(Source data)
.....

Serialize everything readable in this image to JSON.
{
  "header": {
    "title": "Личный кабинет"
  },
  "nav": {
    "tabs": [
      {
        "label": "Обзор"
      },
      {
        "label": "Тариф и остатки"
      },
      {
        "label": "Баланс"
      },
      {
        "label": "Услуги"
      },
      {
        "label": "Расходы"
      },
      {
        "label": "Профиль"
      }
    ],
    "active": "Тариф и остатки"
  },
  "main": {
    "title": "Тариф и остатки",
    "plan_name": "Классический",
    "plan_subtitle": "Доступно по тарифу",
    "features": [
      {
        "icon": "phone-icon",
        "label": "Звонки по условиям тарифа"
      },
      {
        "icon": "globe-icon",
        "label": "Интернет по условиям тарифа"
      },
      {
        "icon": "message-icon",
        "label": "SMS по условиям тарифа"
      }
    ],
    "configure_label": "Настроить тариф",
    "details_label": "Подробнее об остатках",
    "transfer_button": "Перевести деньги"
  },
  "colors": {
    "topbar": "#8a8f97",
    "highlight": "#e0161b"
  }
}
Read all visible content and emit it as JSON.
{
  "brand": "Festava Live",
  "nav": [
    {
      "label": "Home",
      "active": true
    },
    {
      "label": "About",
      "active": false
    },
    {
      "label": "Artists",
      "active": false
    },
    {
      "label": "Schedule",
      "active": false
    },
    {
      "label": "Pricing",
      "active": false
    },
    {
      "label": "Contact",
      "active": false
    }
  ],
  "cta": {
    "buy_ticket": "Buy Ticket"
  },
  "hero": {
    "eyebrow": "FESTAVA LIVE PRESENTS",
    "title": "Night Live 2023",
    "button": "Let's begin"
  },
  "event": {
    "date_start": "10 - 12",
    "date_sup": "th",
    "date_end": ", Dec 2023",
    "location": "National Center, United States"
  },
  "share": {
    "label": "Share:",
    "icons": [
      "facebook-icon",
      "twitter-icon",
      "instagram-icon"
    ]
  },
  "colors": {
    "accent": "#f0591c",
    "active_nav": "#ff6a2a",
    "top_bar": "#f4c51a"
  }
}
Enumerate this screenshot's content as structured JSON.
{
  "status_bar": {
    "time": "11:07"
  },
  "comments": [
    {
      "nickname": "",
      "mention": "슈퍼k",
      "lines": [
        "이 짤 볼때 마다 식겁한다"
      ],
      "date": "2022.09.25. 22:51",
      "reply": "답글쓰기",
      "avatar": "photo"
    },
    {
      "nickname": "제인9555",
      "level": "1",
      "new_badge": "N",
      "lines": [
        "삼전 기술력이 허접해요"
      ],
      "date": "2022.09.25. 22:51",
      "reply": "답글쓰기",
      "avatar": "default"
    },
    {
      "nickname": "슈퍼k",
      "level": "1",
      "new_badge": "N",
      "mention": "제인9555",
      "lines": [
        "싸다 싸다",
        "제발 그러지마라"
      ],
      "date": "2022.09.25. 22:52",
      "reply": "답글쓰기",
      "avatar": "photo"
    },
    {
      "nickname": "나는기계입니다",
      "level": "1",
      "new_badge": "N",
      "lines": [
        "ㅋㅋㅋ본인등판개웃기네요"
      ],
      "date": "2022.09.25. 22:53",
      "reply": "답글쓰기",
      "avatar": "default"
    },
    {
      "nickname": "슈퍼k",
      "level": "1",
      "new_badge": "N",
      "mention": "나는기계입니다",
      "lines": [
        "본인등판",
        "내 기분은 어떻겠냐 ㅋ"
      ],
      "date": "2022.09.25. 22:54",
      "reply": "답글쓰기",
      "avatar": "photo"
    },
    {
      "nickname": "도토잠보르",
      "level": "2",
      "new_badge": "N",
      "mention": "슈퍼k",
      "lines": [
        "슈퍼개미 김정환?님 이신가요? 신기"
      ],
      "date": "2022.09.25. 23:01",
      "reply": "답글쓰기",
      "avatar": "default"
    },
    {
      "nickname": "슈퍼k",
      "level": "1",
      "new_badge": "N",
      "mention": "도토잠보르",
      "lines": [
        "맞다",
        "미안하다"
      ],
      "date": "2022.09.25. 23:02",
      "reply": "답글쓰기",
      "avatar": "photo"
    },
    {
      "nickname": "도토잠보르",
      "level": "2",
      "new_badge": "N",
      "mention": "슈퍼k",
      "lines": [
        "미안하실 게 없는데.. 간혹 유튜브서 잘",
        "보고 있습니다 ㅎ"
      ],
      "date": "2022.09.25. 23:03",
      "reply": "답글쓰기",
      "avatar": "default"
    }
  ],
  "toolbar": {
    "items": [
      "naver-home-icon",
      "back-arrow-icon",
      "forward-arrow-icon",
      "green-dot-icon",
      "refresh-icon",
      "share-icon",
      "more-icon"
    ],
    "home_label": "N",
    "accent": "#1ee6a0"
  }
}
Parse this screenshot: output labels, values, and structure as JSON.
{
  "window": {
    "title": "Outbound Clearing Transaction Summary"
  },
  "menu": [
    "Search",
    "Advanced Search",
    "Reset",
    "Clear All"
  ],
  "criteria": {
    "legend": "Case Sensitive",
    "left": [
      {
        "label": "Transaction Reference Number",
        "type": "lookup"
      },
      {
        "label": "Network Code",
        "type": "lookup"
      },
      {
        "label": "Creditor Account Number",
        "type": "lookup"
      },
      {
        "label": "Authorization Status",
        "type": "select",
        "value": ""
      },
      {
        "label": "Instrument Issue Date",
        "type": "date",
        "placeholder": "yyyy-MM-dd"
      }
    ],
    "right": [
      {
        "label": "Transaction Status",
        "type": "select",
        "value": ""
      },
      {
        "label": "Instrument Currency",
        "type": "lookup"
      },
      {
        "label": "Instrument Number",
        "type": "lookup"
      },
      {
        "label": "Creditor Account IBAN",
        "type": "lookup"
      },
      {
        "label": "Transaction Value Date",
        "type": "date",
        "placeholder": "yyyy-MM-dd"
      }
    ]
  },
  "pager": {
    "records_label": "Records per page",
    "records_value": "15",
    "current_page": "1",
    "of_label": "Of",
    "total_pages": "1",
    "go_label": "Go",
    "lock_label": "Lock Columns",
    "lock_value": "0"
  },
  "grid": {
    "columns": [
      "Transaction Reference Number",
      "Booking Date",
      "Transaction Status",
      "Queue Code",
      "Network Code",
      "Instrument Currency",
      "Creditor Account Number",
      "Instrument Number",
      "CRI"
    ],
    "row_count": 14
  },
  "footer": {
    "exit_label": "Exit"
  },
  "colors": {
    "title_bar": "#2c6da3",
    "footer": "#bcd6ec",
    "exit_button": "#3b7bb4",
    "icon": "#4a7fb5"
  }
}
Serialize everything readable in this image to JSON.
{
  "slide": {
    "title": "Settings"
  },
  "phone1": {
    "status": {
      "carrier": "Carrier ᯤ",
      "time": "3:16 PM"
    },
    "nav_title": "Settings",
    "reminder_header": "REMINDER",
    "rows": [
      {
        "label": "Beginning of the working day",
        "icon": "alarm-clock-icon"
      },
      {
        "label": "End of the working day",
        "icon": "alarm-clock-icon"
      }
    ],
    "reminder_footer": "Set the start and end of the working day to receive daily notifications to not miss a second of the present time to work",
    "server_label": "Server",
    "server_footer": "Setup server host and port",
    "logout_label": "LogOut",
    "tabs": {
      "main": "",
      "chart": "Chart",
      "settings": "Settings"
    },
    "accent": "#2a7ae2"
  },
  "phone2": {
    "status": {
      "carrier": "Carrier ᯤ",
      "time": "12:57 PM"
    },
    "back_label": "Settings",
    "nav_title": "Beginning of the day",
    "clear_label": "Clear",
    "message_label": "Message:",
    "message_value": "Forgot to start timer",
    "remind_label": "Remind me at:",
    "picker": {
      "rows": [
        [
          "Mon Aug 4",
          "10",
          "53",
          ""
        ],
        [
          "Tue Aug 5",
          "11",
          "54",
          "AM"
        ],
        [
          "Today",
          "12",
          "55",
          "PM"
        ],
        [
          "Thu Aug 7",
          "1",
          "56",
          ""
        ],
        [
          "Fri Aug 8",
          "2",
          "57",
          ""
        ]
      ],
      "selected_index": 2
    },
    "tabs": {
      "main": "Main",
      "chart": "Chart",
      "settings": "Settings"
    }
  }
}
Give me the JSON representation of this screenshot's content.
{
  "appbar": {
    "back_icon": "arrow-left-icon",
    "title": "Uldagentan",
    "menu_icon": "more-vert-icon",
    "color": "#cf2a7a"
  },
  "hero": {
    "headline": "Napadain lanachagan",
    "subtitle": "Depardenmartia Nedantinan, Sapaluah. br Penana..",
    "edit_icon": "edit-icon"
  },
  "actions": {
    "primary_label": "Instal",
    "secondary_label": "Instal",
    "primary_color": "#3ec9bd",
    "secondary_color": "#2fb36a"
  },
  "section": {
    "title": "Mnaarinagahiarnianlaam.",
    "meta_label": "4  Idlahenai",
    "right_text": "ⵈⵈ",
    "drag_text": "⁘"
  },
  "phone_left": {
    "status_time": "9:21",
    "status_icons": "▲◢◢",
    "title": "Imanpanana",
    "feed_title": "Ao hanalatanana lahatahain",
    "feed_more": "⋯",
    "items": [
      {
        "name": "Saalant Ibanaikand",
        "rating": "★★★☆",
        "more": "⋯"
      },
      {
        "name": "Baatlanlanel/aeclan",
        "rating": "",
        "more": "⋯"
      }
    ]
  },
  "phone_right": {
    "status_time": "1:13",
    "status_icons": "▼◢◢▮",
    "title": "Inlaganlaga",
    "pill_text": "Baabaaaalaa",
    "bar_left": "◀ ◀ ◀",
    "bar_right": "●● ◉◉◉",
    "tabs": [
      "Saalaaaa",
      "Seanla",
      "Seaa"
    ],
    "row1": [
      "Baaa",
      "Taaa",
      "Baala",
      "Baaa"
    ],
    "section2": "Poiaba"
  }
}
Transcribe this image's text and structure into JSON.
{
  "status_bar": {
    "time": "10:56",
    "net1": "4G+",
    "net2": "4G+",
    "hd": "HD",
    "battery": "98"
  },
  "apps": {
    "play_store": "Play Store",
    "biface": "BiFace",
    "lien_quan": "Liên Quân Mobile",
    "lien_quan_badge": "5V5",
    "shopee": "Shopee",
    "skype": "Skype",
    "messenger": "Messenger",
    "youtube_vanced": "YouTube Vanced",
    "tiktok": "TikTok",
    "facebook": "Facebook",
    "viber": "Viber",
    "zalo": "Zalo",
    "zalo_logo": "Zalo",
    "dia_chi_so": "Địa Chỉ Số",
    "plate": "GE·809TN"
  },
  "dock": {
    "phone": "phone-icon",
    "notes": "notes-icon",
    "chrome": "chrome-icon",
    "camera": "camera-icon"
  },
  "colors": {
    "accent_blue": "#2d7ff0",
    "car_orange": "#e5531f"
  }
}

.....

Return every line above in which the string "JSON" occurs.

Serialize everything readable in this image to JSON.
Read all visible content and emit it as JSON.
Enumerate this screenshot's content as structured JSON.
Parse this screenshot: output labels, values, and structure as JSON.
Serialize everything readable in this image to JSON.
Give me the JSON representation of this screenshot's content.
Transcribe this image's text and structure into JSON.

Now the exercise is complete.